As insurer of bank and savings association deposits, the FDIC must continually evaluate and effectively manage how changes in the economy, financial markets, and banking system affect the adequacy and the viability of the Deposit Insurance Fund (DIF).
Long-Term Comprehensive Fund Management Plan
In 2010 and 2011, the FDIC developed a comprehensive, long-term DIF management plan designed to reduce the effects of cyclicality and achieve moderate, steady assessment rates throughout economic and credit cycles, while also maintaining a positive fund balance, even during a banking crisis. That plan complements the DIF Restoration Plan, originally adopted in 2008 and subsequently revised, which was designed to ensure that the reserve ratio (the ratio of the fund balance to estimated insured deposits) would reach 1.35 percent by September 30, 2020, as required by the Dodd-Frank Wall Street Reform and Consumer Protection Act (Dodd-Frank Act).

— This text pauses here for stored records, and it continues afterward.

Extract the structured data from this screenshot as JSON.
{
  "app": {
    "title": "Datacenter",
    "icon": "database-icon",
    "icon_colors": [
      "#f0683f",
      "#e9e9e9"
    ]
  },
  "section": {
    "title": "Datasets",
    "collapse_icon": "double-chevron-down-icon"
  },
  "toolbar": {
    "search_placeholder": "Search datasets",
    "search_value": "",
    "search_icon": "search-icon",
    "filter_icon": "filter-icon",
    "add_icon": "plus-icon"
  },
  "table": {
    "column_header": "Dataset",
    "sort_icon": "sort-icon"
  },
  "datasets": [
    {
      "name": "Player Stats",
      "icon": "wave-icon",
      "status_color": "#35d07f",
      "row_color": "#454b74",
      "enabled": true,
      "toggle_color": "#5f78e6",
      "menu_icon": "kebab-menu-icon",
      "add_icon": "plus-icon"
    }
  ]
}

Under the long-term DIF management plan, to increase the probability that the fund reserve ratio would reach a level sufficient to withstand a future crisis, the FDIC Board set the Designated Reserve Ratio (DRR) of the DIF at 2.0 percent. The FDIC views the 2.0 percent DRR as a long-term goal and the minimum level needed to withstand future crises of the magnitude of past crises. In December 2018, the Board voted to maintain the 2.0 percent ratio for 2019.
Additionally, as part of the long-term DIF management plan, the FDIC has suspended dividends indefinitely when the fund reserve ratio exceeds 1.5 percent. In lieu of dividends, the plan prescribes progressively lower assessment rates that will become effective when the reserve ratio exceeds 2.0 percent and 2.5 percent.
State of the Deposit Insurance Fund
There were no bank failures in 2018. The fund balance continued to grow through 2018, as it has every quarter after the end of 2009. Assessment revenue was the primary contributor to the increase in the fund balance in 2018. The fund reserve ratio rose to 1.36 percent at September 30, 2018, from 1.27 percent a year earlier.
Minimum Reserve Ratio
Section 334 of the Dodd-Frank Act, which increased the minimum reserve ratio of the DIF from 1.15 percent to 1.35 percent, mandates that the reserve ratio reach that level by September 30, 2020.
To achieve this ratio, the FDIC imposed surcharges on the quarterly assessments of insured depository institutions (IDIs) with total consolidated assets of $10 billion or more (large banks). The surcharge equaled an annual rate of 4.5 basis points applied to an institution’s regular quarterly deposit insurance assessment base after subtracting $10 billion, with additional adjustments for banks with affiliated IDIs.
As of September 30, 2018, the reserve ratio exceeded the required minimum of 1.35 percent, and the surcharges were suspended.
Because the Dodd-Frank Act mandates that the FDIC offset the effect of the increase in the reserve ratio on small banks (i.e., banks with assets less than $10 billion), these banks were exempt from the surcharges. Furthermore, assessment credits are provided to small banks for the portion of their regular assessments that contributed to growth in the reserve ratio between 1.15 percent and 1.35 percent. The FDIC has calculated the aggregate amount of credits to be $765 million. Each quarter the reserve ratio is at least 1.38 percent, the FDIC will automatically apply a small bank’s credits to reduce its regular assessment up to the entire amount of the assessment.